(Page and application data records)
<<<<
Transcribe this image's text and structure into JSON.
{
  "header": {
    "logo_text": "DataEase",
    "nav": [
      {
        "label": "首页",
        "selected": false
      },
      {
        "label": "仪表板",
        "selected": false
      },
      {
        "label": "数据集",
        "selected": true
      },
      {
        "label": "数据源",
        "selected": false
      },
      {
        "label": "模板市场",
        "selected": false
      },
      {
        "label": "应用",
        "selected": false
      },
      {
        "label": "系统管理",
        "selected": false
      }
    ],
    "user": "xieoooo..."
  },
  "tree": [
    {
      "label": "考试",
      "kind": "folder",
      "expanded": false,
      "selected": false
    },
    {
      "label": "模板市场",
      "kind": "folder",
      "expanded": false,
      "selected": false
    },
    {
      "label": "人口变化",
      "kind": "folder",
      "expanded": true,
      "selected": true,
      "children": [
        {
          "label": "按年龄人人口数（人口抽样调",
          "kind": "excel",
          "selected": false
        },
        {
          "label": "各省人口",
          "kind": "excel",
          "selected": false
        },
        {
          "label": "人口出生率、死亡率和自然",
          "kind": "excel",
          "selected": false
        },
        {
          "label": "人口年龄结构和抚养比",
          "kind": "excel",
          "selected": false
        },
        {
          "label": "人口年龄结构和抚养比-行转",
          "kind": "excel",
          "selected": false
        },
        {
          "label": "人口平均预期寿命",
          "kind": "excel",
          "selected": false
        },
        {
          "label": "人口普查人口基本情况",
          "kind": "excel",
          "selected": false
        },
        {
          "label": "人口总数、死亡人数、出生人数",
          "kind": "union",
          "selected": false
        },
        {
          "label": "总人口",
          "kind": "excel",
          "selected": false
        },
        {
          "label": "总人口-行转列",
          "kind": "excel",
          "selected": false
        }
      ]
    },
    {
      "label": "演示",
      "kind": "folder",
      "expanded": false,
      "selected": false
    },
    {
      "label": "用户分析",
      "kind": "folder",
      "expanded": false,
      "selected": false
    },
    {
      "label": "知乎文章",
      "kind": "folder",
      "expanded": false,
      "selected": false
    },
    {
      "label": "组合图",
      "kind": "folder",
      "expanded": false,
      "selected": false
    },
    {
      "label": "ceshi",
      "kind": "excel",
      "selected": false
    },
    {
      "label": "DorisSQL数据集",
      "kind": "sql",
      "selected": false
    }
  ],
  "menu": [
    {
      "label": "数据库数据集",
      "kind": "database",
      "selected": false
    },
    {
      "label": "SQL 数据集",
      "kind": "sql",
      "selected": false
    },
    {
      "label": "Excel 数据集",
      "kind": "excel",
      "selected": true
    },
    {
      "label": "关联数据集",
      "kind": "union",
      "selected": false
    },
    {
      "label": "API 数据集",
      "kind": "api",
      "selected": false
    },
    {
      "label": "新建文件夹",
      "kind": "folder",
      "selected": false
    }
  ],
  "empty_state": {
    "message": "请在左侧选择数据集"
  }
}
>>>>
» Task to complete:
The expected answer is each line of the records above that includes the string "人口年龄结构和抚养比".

» Result of the task:
          "label": "人口年龄结构和抚养比",
          "label": "人口年龄结构和抚养比-行转",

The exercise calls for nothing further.